We study agricultural development, the factors that help such growth — technology, supply of inputs, access to markets — and the policies and programmes that can stimulate them.
Scale of production is a particular concern. Most farmers in the developing world are smallholders. While in production there may be few economies of scale — indeed, being small can give advantages in supervision of labour and understanding of micro-variations in soils and climate — there are drawbacks when dealing with buyers, suppliers of inputs and bankers.
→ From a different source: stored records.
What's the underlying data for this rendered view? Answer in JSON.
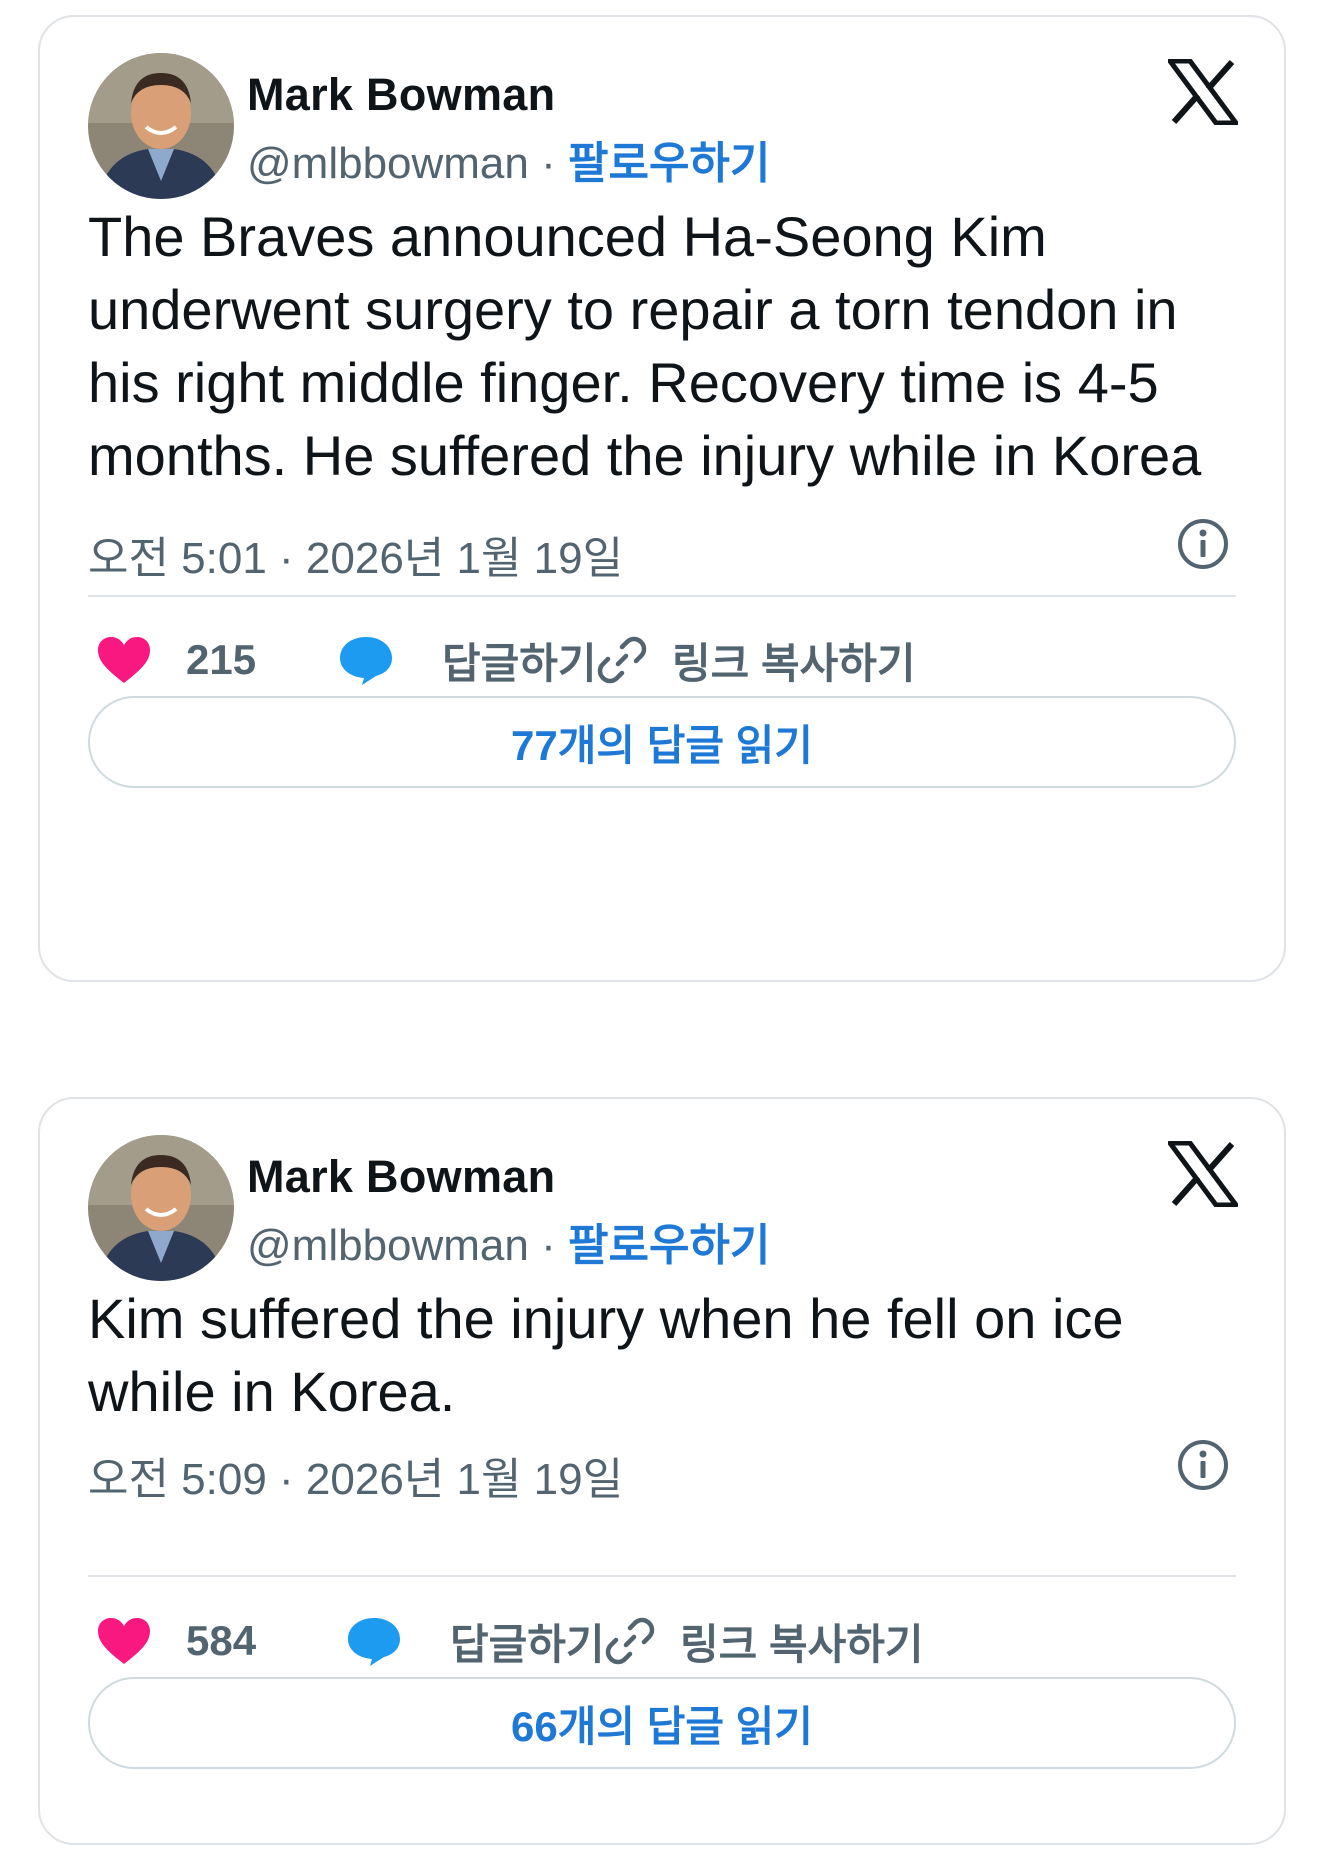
{
  "colors": {
    "accent_blue": "#1d78d6",
    "heart_pink": "#f91880",
    "reply_blue": "#1d9bf0",
    "muted_gray": "#536471",
    "border_gray": "#dfe3e7"
  },
  "tweets": [
    {
      "author_name": "Mark Bowman",
      "handle": "@mlbbowman",
      "separator": " · ",
      "follow_label": "팔로우하기",
      "platform_icon": "x-logo-icon",
      "text": "The Braves announced Ha-Seong Kim underwent surgery to repair a torn tendon in his right middle finger. Recovery time is 4-5 months. He suffered the injury while in Korea",
      "timestamp": "오전 5:01 · 2026년 1월 19일",
      "like_count": "215",
      "reply_label": "답글하기",
      "copy_link_label": "링크 복사하기",
      "read_replies_label": "77개의 답글 읽기"
    },
    {
      "author_name": "Mark Bowman",
      "handle": "@mlbbowman",
      "separator": " · ",
      "follow_label": "팔로우하기",
      "platform_icon": "x-logo-icon",
      "text": "Kim suffered the injury when he fell on ice while in Korea.",
      "timestamp": "오전 5:09 · 2026년 1월 19일",
      "like_count": "584",
      "reply_label": "답글하기",
      "copy_link_label": "링크 복사하기",
      "read_replies_label": "66개의 답글 읽기"
    }
  ]
}
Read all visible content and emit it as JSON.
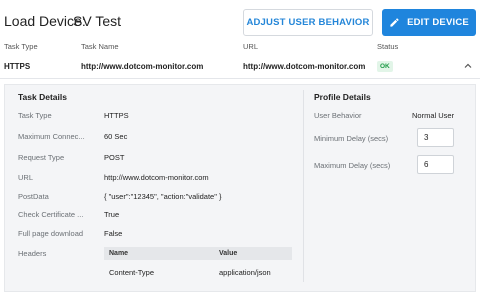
{
  "header": {
    "title_label": "Load Device:",
    "title_name": "SV Test",
    "adjust_button": "ADJUST USER BEHAVIOR",
    "edit_button": "EDIT DEVICE"
  },
  "table": {
    "columns": [
      "Task Type",
      "Task Name",
      "URL",
      "Status"
    ],
    "row": {
      "task_type": "HTTPS",
      "task_name": "http://www.dotcom-monitor.com",
      "url": "http://www.dotcom-monitor.com",
      "status": "OK"
    }
  },
  "task_details": {
    "title": "Task Details",
    "fields": [
      {
        "label": "Task Type",
        "value": "HTTPS"
      },
      {
        "label": "Maximum Connec...",
        "value": "60 Sec"
      },
      {
        "label": "Request Type",
        "value": "POST"
      },
      {
        "label": "URL",
        "value": "http://www.dotcom-monitor.com"
      },
      {
        "label": "PostData",
        "value": "{ \"user\":\"12345\", \"action:\"validate\" }"
      },
      {
        "label": "Check Certificate ...",
        "value": "True"
      },
      {
        "label": "Full page download",
        "value": "False"
      }
    ],
    "headers_label": "Headers",
    "headers_table": {
      "columns": [
        "Name",
        "Value"
      ],
      "rows": [
        {
          "name": "Content-Type",
          "value": "application/json"
        }
      ]
    }
  },
  "profile_details": {
    "title": "Profile Details",
    "user_behavior_label": "User Behavior",
    "user_behavior_value": "Normal User",
    "min_delay_label": "Minimum Delay (secs)",
    "min_delay_value": "3",
    "max_delay_label": "Maximum Delay (secs)",
    "max_delay_value": "6"
  },
  "colors": {
    "accent": "#1f85dd",
    "status_ok": "#1e9a46",
    "panel_bg": "#f4f5f7"
  },
  "icons": {
    "edit": "pencil-icon",
    "collapse": "chevron-up-icon"
  }
}
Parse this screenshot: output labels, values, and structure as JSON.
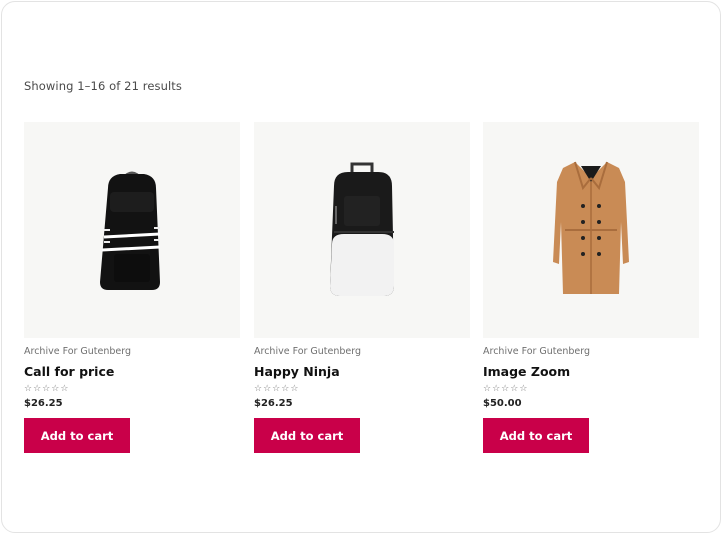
{
  "shop": {
    "result_count": "Showing 1–16 of 21 results"
  },
  "products": [
    {
      "category": "Archive For Gutenberg",
      "title": "Call for price",
      "rating": 0,
      "rating_max": 5,
      "price": "$26.25",
      "button": "Add to cart",
      "image_icon": "black-backpack-image"
    },
    {
      "category": "Archive For Gutenberg",
      "title": "Happy Ninja",
      "rating": 0,
      "rating_max": 5,
      "price": "$26.25",
      "button": "Add to cart",
      "image_icon": "black-white-backpack-image"
    },
    {
      "category": "Archive For Gutenberg",
      "title": "Image Zoom",
      "rating": 0,
      "rating_max": 5,
      "price": "$50.00",
      "button": "Add to cart",
      "image_icon": "tan-coat-image"
    }
  ],
  "colors": {
    "accent": "#c90049",
    "image_bg": "#f7f7f5"
  }
}
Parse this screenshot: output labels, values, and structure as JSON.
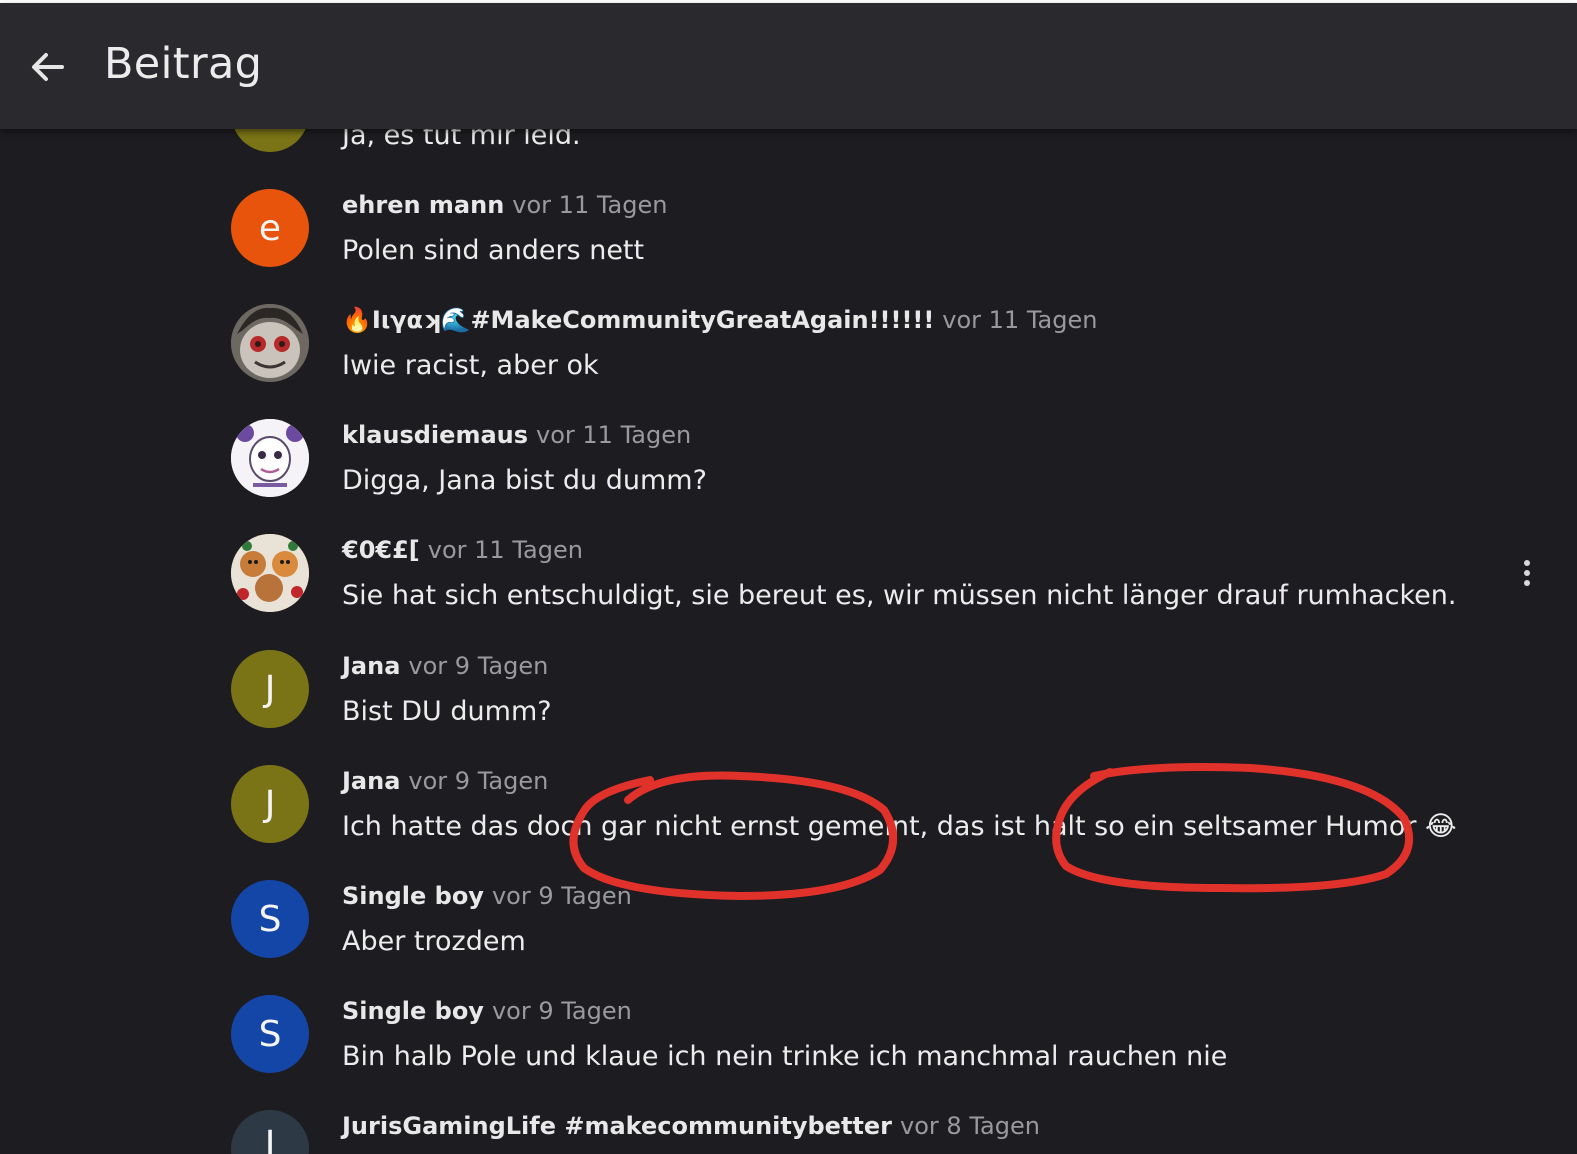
{
  "header": {
    "title": "Beitrag",
    "back_icon": "arrow-left-icon"
  },
  "comments": [
    {
      "author": "",
      "time": "",
      "text": "Ja, es tut mir leid.",
      "avatar_letter": "",
      "avatar_color": "#7b7416"
    },
    {
      "author": "ehren mann",
      "time": "vor 11 Tagen",
      "text": "Polen sind anders nett",
      "avatar_letter": "e",
      "avatar_color": "#e8540c"
    },
    {
      "author": "🔥Iιγαʞ🌊#MakeCommunityGreatAgain!!!!!!",
      "time": "vor 11 Tagen",
      "text": "Iwie racist, aber ok",
      "avatar_letter": "",
      "avatar_color": "#5b5550"
    },
    {
      "author": "klausdiemaus",
      "time": "vor 11 Tagen",
      "text": "Digga, Jana bist du dumm?",
      "avatar_letter": "",
      "avatar_color": "#f4f0f6"
    },
    {
      "author": "€0€£[",
      "time": "vor 11 Tagen",
      "text": "Sie hat sich entschuldigt, sie bereut es, wir müssen nicht länger drauf rumhacken.",
      "avatar_letter": "",
      "avatar_color": "#d9b38c"
    },
    {
      "author": "Jana",
      "time": "vor 9 Tagen",
      "text": "Bist DU dumm?",
      "avatar_letter": "J",
      "avatar_color": "#7b7416"
    },
    {
      "author": "Jana",
      "time": "vor 9 Tagen",
      "text": "Ich hatte das doch gar nicht ernst gemeint, das ist halt so ein seltsamer Humor 😂",
      "avatar_letter": "J",
      "avatar_color": "#7b7416"
    },
    {
      "author": "Single boy",
      "time": "vor 9 Tagen",
      "text": "Aber trozdem",
      "avatar_letter": "S",
      "avatar_color": "#1446a8"
    },
    {
      "author": "Single boy",
      "time": "vor 9 Tagen",
      "text": "Bin halb Pole und klaue ich nein trinke ich manchmal rauchen nie",
      "avatar_letter": "S",
      "avatar_color": "#1446a8"
    },
    {
      "author": "JurisGamingLife #makecommunitybetter",
      "time": "vor 8 Tagen",
      "text": "",
      "avatar_letter": "J",
      "avatar_color": "#2d3a45"
    }
  ],
  "more_icon": "more-vertical-icon",
  "annotation_color": "#e0312b"
}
Hence, finding ways to link small farmers to link effectively to large-scale enterprises in supply chains is a challenge.
Working with the Agriculture for Impact team at Imperial College, London, led by Sir Gordon Conway, a major focus of our work over the next year will be the study of opportunities for smallholder farmers to scale up their activity and increase market engagement.
Developing countries are moving from being largely rural and agrarian to becoming urban and industrial. We study the processes by which this takes place, including the way mutually beneficial links can be forged between town and country, and how the rural non-farm economy can be stimulated to provide local jobs for some of those who leave farming for better paid jobs.
Reducing poverty and producing more food that helps reduce the real cost of food are half the battle in beating hunger and malnutrition. But better nutrition, above all for preschoolers, is also about their health and care. So we are also interested in complementary policies to promote basic health care, clean water and sanitation, and girls’ education that make a difference to this side of nutrition.